Petit Jean National Park? Almost. Stephen Mather, director of the National Parks vetoed the idea when it was presented to him in 1921. Instead Petit Jean became a state park. To me it is like a mini national park with cool cabins to rent (along with a lodge and a nice campground), lots and lots of trails, and some quirky stories to discover. Everything is focused on top of a 1200 foot mountain which is actually the part of the valley that did not erode (imagine building a sandcastle by digging in the sand and ignoring one area in the center).
The number one highlight of our stay had to be a tornado not touching down on the cabin we were renting. The spring day was hot and muggy when we got there and cool and crisp when we hiked the next day. In between a band of tornadoes and thunderstorms with serious hail swept west to east. We spent the night watching the local meteorologist pulling an all-nighter while we tried to match the Doppler to our Rand McNally map.
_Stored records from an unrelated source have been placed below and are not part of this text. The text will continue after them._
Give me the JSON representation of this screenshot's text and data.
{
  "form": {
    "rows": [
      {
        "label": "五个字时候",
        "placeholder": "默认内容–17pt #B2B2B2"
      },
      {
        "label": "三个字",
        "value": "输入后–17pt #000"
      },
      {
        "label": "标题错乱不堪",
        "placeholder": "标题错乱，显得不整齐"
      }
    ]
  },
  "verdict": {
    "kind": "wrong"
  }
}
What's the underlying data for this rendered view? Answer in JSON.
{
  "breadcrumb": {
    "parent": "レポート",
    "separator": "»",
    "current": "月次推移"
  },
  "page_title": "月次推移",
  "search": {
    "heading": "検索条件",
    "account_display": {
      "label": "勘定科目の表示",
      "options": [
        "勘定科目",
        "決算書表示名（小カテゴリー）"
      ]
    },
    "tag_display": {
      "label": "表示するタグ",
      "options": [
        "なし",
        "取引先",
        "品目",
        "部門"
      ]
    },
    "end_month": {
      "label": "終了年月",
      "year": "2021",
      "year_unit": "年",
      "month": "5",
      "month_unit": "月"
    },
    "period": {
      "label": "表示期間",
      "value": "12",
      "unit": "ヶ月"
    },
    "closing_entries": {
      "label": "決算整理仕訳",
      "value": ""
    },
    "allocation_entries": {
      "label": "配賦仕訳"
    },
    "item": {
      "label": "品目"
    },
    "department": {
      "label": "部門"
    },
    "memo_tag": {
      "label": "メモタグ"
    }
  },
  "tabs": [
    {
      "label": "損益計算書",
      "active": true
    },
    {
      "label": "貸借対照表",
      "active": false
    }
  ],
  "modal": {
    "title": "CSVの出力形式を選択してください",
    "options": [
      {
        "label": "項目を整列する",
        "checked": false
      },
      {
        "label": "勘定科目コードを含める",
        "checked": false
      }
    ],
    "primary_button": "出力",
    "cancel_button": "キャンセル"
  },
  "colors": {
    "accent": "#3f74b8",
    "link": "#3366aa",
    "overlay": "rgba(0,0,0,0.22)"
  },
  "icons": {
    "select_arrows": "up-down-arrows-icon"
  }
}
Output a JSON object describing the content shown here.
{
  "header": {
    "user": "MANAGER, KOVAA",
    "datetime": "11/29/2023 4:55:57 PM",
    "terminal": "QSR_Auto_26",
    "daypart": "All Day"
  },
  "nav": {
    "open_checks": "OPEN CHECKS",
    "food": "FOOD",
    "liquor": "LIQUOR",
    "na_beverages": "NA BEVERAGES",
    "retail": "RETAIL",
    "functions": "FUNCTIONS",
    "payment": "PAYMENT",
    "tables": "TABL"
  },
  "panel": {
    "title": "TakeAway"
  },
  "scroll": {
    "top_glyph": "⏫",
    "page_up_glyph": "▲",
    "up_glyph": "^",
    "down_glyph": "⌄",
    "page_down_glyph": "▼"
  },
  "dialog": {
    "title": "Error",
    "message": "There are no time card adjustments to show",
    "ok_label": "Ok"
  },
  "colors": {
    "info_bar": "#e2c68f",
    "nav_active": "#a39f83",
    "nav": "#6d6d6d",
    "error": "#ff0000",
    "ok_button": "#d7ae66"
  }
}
The meteorologist was truly heroic as he alternated between highly detailed warnings (if you’re near the DQ by state route 7 and 176 take cover), comfort (Morrilton, it is OK to come out from your basement), and pure rambling (I took this job mostly because my daughter was going to college nearby). He started mid evening and was going strong in the early morning when we finally were able to get some sleep. That night he earned his paycheck and I even dare say he acted heroically. A few weeks after returning home I learned some other people were not as lucky as us. A tornado touched down on a portion of I40 near Petit Jean and killed several people on the highway. That spring dozens of people were also killed by tornados and our deepest sympathies go out to those who grieve them.
Other highlights of our stay included the beautiful hiking trail that leads to Cedar Falls. In season I am guessing the trail gets pretty crowded, but we were pretty much on our own. I have been fortunate to see many waterfalls and can say that no two look exactly alike. The position of rocks, the angle and height of the drop, the volume of water, and the topography make each waterfall unique. Cedar Falls, to me, drips evolution and time. The water cuts deep into the falls lip and you can see how much higher it once was as well as how much lower it will one day be. Fossils of great trees long since extinct are etched in the rocks and one can sense the ancient reptiles that feasted on those leaves.
Petit Jean also shows off some of its pre-recorded history in pictographs found in the Rock House Cave. The trail leading to the cave traverses over “turtle rocks” and we had fun hopping from shell to shell. There is also a homestead worth exploring that presents the somewhat campy legend of Petit Jean complete with her “grave.”